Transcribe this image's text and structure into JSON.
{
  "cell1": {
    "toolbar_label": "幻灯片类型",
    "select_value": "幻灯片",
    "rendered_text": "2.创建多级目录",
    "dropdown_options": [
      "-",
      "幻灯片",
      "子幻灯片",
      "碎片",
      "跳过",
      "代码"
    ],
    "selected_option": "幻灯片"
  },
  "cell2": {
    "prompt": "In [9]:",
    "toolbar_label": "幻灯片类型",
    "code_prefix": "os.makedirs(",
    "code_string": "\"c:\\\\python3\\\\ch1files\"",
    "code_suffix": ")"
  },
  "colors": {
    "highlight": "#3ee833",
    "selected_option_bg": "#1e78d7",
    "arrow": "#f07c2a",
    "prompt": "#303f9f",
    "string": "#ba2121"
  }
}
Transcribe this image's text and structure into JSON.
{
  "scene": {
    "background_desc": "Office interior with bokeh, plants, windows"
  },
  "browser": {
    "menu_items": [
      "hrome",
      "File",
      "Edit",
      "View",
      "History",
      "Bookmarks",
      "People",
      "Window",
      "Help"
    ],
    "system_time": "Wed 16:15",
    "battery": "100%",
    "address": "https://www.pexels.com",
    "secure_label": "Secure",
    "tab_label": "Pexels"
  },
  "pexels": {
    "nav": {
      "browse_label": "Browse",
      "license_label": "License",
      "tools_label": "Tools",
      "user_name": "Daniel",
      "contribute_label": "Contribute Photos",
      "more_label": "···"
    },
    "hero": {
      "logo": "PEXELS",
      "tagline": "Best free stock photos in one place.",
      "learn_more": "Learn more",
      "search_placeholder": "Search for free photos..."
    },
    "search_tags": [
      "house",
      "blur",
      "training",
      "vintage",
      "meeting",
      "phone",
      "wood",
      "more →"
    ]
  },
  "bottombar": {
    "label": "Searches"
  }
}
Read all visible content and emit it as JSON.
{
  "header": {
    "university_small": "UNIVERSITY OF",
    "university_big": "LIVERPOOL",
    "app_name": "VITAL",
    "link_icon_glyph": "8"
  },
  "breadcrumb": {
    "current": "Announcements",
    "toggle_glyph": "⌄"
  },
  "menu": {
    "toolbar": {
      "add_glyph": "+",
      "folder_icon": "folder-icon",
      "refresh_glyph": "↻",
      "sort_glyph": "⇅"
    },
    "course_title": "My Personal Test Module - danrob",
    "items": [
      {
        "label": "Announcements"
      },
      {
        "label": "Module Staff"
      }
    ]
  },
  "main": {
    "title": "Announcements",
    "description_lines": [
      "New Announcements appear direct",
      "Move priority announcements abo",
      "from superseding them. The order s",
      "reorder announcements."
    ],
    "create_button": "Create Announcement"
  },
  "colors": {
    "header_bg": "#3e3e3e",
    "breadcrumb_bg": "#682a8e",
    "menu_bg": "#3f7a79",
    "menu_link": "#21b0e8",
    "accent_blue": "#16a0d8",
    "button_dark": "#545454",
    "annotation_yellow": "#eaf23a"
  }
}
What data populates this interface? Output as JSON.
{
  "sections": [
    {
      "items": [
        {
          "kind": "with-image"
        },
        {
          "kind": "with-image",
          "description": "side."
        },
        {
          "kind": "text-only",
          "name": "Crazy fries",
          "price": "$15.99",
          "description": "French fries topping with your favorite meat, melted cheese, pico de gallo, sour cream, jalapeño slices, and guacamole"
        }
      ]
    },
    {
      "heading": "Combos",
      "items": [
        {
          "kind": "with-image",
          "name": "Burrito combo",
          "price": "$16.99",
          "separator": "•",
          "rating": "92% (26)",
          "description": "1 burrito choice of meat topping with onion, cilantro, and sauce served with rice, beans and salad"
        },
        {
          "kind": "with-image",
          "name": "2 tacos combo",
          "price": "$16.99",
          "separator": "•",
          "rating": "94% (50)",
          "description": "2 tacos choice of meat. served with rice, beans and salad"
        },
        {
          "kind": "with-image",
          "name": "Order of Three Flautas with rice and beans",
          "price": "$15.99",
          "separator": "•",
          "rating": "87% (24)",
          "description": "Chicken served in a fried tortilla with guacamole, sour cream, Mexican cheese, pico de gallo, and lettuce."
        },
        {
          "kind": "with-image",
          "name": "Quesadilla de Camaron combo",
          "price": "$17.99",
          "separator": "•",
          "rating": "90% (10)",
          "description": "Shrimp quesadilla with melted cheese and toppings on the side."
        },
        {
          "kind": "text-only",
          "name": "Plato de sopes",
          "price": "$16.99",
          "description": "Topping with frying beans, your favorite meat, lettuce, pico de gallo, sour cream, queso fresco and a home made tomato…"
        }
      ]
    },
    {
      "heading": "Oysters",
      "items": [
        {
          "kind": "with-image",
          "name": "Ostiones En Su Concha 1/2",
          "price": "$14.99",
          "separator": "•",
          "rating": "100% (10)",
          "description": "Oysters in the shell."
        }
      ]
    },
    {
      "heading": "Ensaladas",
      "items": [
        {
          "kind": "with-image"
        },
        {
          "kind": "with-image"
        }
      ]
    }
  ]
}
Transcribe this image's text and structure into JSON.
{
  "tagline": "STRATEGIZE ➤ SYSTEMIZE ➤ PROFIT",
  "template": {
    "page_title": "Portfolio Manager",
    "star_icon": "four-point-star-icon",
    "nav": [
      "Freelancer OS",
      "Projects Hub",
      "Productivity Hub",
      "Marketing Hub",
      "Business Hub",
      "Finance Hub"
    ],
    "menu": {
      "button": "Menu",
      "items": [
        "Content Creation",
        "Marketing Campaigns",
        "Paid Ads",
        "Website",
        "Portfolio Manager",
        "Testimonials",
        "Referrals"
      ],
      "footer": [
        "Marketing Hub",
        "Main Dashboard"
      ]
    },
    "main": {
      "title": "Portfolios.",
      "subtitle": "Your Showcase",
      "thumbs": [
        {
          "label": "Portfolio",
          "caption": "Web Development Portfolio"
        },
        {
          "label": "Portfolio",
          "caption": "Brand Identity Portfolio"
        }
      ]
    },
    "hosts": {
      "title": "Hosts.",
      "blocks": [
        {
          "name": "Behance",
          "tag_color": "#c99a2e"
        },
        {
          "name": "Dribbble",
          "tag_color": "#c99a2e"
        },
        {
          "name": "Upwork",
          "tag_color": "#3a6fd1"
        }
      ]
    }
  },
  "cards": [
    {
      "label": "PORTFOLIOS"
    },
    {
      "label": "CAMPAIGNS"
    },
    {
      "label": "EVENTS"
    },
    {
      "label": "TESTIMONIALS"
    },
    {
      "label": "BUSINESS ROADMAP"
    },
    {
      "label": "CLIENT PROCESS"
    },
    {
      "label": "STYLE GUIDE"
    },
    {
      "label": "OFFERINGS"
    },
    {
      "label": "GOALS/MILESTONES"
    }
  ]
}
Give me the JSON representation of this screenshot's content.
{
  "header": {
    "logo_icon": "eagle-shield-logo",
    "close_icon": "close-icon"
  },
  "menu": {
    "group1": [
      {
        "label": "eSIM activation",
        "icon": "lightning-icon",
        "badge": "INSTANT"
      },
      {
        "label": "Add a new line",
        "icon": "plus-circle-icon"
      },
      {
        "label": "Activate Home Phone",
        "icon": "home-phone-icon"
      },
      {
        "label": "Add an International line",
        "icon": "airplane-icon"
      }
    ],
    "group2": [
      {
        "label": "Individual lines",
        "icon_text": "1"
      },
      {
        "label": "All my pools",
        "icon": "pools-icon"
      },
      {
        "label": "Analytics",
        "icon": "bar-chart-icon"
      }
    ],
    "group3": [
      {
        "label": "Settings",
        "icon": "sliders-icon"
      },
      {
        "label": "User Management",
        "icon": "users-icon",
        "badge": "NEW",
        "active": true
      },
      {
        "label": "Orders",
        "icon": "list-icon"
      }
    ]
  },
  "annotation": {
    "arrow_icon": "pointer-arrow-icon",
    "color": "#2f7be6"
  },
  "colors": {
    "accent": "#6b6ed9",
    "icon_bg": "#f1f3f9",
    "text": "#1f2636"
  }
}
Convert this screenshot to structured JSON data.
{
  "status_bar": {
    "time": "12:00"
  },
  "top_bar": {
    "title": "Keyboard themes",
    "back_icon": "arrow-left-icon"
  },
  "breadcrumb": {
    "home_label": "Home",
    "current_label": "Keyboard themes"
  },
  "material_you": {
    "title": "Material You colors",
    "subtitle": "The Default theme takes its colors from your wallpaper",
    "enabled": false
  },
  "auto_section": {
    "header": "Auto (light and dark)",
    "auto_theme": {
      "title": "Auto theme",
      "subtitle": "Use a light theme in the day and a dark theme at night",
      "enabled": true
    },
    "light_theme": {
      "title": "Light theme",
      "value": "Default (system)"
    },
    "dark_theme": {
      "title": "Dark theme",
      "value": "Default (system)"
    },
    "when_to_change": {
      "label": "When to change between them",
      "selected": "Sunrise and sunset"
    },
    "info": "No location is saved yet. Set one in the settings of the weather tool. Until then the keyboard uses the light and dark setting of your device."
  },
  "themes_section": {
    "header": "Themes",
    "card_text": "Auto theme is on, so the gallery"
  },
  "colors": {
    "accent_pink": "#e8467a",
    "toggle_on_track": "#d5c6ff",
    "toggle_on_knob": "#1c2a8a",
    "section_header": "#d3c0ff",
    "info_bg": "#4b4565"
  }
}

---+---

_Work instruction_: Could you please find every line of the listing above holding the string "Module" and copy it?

_Task solution_:
    "course_title": "My Personal Test Module - danrob",
        "label": "Module Staff"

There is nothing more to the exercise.